Pacific School of Physician Assistant Studies Wins $450,000 Federal Grant for Opioid Treatment
As the United States grapples with an epidemic of opioid abuse, a key government health agency has awarded Pacific University a $450,000, three-year grant to bring more physician assistants to the front lines of treatment.
The grant by the federal Substance Abuse and Mental Health Services Administration (SAMHSA) is for a project called “Physician Assistant Student Training – Medication-Assisted Treatment,” and it will accelerate the ability of physician assistants to prescribe medications to those suffering from opioid abuse, or Opioid Use Disorder, said Dr. Mary Von, professor and director of Pacific’s School of Physician Assistant Studies.
Up to 180 Pacific physician assistant students will take part in the project during the three-year grant period and, prior to graduation, will interact with a minimum of 4,320 patients during clinical rotations, the school said.

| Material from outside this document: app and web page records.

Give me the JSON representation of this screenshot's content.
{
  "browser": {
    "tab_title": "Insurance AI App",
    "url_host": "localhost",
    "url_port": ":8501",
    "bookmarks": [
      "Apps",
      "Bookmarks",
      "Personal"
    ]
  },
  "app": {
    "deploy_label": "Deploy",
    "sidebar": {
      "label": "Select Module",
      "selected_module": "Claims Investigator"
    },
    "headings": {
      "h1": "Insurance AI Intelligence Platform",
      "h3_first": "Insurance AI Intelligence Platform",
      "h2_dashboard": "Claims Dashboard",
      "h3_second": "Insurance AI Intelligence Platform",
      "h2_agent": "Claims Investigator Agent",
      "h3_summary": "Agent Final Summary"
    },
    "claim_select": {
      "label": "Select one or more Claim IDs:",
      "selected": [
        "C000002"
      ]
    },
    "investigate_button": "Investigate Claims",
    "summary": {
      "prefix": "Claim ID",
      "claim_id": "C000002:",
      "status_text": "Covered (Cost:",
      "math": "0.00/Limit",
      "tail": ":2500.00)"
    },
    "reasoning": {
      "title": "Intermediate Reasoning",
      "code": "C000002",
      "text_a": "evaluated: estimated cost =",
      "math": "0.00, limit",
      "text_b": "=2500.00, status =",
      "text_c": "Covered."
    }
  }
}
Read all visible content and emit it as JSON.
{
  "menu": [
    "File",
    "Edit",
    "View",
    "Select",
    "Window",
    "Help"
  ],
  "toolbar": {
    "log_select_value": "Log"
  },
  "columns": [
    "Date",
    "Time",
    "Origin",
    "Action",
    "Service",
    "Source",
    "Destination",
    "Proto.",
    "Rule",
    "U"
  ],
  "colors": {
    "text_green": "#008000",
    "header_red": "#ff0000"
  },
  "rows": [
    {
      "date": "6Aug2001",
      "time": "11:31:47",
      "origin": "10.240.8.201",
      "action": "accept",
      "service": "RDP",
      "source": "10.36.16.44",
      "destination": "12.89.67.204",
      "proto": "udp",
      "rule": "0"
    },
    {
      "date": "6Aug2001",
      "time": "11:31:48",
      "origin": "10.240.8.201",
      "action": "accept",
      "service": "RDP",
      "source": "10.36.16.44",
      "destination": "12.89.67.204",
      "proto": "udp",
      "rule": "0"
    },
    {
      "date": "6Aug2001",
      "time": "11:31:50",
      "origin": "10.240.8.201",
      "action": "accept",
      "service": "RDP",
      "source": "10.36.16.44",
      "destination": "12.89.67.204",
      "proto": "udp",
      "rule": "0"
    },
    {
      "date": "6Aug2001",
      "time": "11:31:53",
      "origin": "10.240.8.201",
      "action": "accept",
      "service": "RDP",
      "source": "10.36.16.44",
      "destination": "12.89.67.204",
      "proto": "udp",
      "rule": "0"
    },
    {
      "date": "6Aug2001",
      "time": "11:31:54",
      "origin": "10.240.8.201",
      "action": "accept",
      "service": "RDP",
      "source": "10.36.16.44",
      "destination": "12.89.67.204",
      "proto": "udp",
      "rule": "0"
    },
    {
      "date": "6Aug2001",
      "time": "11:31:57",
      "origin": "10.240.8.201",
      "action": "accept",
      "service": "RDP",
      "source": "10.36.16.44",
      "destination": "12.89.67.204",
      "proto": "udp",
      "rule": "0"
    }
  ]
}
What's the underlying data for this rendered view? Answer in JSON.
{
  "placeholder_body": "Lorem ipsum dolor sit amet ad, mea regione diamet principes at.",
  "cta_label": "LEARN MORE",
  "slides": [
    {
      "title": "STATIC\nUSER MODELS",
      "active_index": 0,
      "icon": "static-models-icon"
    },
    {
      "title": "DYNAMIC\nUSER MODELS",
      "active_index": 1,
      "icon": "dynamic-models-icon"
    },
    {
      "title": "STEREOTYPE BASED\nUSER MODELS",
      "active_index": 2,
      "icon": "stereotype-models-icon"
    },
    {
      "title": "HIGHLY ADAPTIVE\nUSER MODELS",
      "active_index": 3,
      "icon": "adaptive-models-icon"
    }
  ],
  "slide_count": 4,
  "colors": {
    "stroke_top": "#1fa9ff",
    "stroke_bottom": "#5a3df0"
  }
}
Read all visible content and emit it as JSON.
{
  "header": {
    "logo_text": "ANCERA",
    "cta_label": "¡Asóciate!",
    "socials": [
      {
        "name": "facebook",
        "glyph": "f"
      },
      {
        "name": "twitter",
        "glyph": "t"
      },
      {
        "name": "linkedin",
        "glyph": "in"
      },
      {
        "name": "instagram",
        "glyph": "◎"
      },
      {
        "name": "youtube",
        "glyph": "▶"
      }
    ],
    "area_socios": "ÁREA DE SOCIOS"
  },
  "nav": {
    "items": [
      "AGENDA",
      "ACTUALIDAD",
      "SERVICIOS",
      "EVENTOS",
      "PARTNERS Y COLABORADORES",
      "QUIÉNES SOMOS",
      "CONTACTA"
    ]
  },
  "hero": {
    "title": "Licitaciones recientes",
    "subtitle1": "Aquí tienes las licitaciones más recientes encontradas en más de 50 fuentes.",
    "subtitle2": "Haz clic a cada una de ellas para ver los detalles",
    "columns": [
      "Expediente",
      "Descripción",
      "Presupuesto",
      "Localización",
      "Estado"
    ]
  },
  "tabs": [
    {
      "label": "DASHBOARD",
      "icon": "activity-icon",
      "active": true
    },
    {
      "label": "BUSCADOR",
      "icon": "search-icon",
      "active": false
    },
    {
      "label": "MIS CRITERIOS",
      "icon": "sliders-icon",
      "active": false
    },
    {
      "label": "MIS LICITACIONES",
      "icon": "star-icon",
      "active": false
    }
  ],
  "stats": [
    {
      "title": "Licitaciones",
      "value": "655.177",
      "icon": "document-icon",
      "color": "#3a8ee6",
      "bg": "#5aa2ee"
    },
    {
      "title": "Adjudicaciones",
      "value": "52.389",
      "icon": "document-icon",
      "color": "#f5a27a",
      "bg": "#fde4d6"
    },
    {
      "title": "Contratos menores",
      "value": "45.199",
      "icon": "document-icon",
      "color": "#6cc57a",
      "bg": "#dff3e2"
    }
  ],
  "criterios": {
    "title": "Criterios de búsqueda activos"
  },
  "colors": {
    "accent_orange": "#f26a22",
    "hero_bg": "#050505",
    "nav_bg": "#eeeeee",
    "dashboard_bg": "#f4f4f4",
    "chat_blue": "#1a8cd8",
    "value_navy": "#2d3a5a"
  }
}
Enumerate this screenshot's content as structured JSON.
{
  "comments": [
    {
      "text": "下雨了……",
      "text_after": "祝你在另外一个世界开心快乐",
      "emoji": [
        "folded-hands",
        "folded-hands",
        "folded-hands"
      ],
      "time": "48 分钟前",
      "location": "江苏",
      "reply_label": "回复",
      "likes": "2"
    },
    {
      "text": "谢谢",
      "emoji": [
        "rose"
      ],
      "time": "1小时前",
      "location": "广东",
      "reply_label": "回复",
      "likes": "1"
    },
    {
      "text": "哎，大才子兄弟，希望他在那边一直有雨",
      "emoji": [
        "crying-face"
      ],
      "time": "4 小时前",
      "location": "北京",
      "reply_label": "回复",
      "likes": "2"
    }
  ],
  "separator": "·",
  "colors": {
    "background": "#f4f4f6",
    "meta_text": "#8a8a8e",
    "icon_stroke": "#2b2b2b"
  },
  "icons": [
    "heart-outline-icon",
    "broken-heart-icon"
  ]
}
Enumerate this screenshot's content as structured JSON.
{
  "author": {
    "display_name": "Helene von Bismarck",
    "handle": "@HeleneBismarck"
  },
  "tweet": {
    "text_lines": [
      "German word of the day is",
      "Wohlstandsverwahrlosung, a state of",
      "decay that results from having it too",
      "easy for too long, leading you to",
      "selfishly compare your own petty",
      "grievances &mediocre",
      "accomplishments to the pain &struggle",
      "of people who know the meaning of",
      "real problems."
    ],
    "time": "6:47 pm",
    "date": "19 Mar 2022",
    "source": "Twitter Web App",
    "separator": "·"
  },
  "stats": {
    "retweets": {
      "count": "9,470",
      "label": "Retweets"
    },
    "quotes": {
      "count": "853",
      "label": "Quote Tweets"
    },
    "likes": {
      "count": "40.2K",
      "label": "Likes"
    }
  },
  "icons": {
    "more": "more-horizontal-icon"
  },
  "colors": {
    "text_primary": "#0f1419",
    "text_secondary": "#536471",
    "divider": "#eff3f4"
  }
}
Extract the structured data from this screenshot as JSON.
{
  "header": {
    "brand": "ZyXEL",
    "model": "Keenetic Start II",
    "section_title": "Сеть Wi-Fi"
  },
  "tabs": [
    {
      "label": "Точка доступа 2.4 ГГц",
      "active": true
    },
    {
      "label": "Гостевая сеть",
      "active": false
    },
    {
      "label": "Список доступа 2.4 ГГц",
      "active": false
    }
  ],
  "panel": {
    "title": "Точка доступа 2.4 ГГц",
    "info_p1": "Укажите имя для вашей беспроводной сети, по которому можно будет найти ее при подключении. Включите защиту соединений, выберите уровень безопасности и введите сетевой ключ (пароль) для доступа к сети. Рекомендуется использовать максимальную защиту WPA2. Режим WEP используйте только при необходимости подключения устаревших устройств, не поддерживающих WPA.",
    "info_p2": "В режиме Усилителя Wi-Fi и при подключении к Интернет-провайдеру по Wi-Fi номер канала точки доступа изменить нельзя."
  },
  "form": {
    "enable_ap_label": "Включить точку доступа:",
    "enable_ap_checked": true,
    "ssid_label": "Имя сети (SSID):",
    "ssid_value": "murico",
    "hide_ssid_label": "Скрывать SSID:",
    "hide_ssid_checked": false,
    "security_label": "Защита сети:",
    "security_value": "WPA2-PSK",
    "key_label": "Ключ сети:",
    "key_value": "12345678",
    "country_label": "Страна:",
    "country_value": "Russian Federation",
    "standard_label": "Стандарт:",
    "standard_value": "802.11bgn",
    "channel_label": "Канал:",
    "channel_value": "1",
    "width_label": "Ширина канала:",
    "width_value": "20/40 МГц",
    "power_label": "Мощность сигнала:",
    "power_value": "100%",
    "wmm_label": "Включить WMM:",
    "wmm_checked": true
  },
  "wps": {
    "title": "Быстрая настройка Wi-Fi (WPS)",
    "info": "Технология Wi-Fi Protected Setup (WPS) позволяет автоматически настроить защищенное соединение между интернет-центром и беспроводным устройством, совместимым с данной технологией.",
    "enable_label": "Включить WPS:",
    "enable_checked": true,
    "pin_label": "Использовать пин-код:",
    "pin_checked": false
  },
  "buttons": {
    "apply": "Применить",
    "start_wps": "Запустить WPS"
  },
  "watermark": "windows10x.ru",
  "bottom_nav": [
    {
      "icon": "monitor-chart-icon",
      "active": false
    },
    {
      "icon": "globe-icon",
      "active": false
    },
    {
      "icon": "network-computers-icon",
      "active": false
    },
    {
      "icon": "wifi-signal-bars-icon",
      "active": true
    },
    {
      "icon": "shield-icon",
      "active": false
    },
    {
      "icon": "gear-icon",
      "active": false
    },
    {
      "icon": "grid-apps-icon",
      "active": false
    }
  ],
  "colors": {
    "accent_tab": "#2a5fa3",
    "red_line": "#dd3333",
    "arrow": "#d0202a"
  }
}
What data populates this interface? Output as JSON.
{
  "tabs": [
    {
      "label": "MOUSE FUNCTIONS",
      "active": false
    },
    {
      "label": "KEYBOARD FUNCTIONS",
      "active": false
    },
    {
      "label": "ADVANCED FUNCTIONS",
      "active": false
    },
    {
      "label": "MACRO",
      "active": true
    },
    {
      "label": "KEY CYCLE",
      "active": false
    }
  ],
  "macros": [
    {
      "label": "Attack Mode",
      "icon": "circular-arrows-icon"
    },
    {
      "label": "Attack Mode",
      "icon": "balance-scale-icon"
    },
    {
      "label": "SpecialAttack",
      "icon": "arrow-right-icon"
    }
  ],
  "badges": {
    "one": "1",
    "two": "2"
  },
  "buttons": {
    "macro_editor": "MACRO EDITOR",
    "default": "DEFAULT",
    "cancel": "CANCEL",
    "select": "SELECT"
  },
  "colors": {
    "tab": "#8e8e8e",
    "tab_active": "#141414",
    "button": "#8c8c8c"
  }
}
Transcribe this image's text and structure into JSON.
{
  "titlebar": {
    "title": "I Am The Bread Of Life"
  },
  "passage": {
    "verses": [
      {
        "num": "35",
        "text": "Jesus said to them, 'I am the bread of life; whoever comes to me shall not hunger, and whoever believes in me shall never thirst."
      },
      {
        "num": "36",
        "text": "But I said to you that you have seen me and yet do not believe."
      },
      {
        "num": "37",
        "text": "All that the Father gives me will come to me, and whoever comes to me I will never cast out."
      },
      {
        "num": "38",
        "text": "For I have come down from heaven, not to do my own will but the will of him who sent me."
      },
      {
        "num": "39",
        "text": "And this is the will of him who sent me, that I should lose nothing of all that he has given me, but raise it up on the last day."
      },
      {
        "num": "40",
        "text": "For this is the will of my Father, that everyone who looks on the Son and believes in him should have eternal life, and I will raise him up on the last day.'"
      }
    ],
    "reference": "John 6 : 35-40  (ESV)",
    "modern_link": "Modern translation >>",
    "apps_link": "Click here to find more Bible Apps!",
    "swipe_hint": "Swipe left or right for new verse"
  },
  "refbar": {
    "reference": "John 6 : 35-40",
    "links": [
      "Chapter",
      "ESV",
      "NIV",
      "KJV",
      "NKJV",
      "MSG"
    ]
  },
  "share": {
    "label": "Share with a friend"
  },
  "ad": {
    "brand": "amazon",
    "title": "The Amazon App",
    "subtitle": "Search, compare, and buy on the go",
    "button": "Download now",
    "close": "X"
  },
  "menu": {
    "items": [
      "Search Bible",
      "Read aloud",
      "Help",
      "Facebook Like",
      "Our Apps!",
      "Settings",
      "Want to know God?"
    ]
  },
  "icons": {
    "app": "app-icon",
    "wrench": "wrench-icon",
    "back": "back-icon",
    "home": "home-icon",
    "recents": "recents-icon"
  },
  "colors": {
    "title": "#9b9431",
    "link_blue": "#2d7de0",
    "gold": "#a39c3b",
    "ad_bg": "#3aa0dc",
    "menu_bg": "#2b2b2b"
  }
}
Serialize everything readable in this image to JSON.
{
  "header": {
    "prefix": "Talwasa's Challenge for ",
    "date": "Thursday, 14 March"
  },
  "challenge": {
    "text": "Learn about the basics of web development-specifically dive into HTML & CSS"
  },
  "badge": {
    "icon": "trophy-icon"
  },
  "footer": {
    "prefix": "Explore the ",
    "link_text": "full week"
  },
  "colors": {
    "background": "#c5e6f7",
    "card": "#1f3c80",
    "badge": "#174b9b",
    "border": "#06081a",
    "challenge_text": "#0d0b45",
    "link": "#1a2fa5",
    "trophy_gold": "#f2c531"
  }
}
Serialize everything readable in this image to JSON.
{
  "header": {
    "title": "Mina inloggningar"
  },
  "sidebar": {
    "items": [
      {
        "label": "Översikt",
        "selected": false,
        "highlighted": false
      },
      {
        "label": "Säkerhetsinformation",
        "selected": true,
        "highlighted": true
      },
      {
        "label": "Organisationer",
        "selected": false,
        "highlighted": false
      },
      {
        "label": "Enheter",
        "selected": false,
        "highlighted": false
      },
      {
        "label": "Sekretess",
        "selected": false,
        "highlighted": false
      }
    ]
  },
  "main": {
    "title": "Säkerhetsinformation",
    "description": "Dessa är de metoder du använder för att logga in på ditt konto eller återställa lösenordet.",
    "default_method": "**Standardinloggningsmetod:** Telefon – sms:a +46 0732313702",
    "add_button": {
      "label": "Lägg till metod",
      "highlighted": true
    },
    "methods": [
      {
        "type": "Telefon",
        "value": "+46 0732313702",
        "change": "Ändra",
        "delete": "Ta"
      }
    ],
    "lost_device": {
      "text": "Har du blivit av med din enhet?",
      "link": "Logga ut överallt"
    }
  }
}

By including medication-assisted treatment training in the first and second years of the students’ curriculum, Von said, they will be ready when they graduate to seek authority to prescribe medications to treat opioid abuse.
Von said this is the first time SAMHSA has awarded a grant to the School of Physician Assistant Studies, but the school has been involved in several earlier grants by the federal Health Resources & Services Administration, including a current one in which Pacific was a subawardee with the Virginia Garcia Memorial Health Center. That grant deals with primary care and medication-assisted treatment training, she said.
Pacific’s School of Physician Assistant Studies offers a 27-month program that leads to a master of science in physician assistant studies. Students in the program spend extensive time in clinical settings.